Despite the fact that bullying has been a topic of much discussion and intervention for the past several years, it continues to be a major problem in our schools. Experts say that the long-term effects of bullying on a child victim can be very detrimental and last into adulthood. And, the aggressor’s bullying can also continue into adulthood.
Many ailments have been connected to bullying, such as depression, eating disorders, self-harm, and post-traumatic stress disorder. Inevitably, the child victim suffers from a loss of confidence.
The negative feelings associated with being a victim of bullying can lead to anger problems which may require therapy and medications. Often, the child withdraws from social contacts, which then leaves him isolated. It is critical to intervene as quickly as possible if this happens because isolation can lead to suicidal tendencies.
Interestingly, bullying tendencies as a child have been linked to sexual harassment as an adult. A December 2016 study published in the journal Children and Youth Services Review showed that “43% of the children surveyed (from middle school to high school) had been the victims of verbal sexual harassment (including sexual comments, jokes, and gestures) in the past year.” One of the experts who was involved in the study said that the bullying tendencies associated with sexual harassment can have their beginnings long before the person becomes an adult: “Schools are breeding grounds for harassment of women.

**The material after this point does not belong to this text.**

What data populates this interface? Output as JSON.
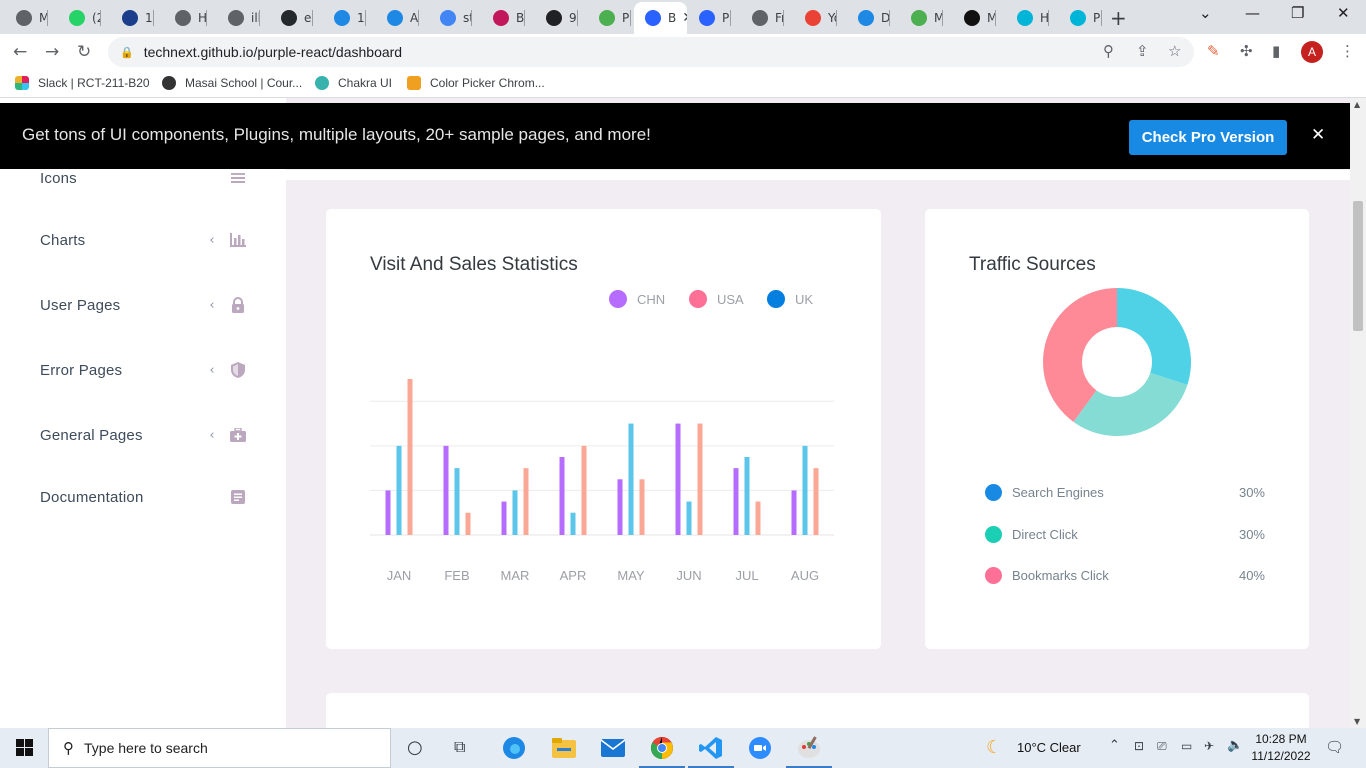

What we see in college starts in K to twelve.”
To read more about the long-term effects of bullying, go to: